= Supplied records =
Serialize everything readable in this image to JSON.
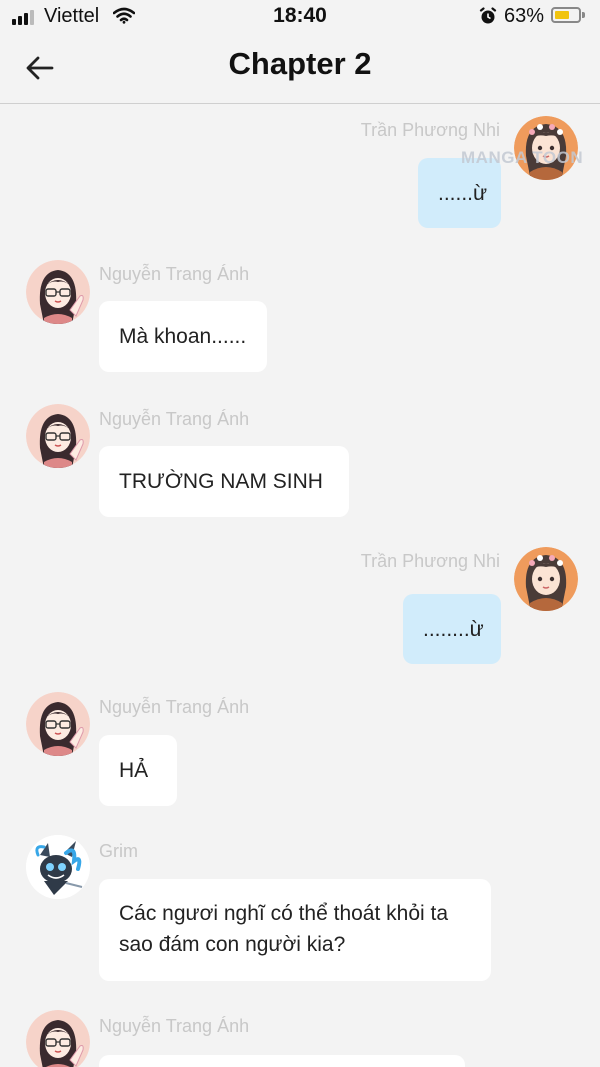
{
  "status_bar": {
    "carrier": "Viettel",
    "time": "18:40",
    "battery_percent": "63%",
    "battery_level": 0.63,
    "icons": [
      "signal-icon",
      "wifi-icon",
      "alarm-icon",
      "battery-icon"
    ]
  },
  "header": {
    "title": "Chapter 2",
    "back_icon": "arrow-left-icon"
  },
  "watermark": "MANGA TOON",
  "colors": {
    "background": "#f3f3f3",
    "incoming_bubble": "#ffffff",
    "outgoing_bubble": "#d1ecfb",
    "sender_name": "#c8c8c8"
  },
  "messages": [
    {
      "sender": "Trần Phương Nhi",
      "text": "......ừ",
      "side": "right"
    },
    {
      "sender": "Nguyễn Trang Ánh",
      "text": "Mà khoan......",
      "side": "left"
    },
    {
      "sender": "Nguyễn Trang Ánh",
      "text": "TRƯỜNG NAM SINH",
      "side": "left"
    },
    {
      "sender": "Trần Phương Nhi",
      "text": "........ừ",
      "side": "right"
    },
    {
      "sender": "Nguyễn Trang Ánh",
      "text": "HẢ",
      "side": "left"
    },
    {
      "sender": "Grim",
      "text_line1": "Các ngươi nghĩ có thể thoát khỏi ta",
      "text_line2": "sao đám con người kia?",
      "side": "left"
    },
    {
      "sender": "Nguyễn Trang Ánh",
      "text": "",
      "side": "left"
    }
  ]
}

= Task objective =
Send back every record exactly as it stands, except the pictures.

= Task output =
Serialize everything readable in this image to JSON.
{
  "status_bar": {
    "carrier": "Viettel",
    "time": "18:40",
    "battery_percent": "63%",
    "battery_level": 0.63,
    "icons": [
      "signal-icon",
      "wifi-icon",
      "alarm-icon",
      "battery-icon"
    ]
  },
  "header": {
    "title": "Chapter 2",
    "back_icon": "arrow-left-icon"
  },
  "watermark": "MANGA TOON",
  "colors": {
    "background": "#f3f3f3",
    "incoming_bubble": "#ffffff",
    "outgoing_bubble": "#d1ecfb",
    "sender_name": "#c8c8c8"
  },
  "messages": [
    {
      "sender": "Trần Phương Nhi",
      "text": "......ừ",
      "side": "right"
    },
    {
      "sender": "Nguyễn Trang Ánh",
      "text": "Mà khoan......",
      "side": "left"
    },
    {
      "sender": "Nguyễn Trang Ánh",
      "text": "TRƯỜNG NAM SINH",
      "side": "left"
    },
    {
      "sender": "Trần Phương Nhi",
      "text": "........ừ",
      "side": "right"
    },
    {
      "sender": "Nguyễn Trang Ánh",
      "text": "HẢ",
      "side": "left"
    },
    {
      "sender": "Grim",
      "text_line1": "Các ngươi nghĩ có thể thoát khỏi ta",
      "text_line2": "sao đám con người kia?",
      "side": "left"
    },
    {
      "sender": "Nguyễn Trang Ánh",
      "text": "",
      "side": "left"
    }
  ]
}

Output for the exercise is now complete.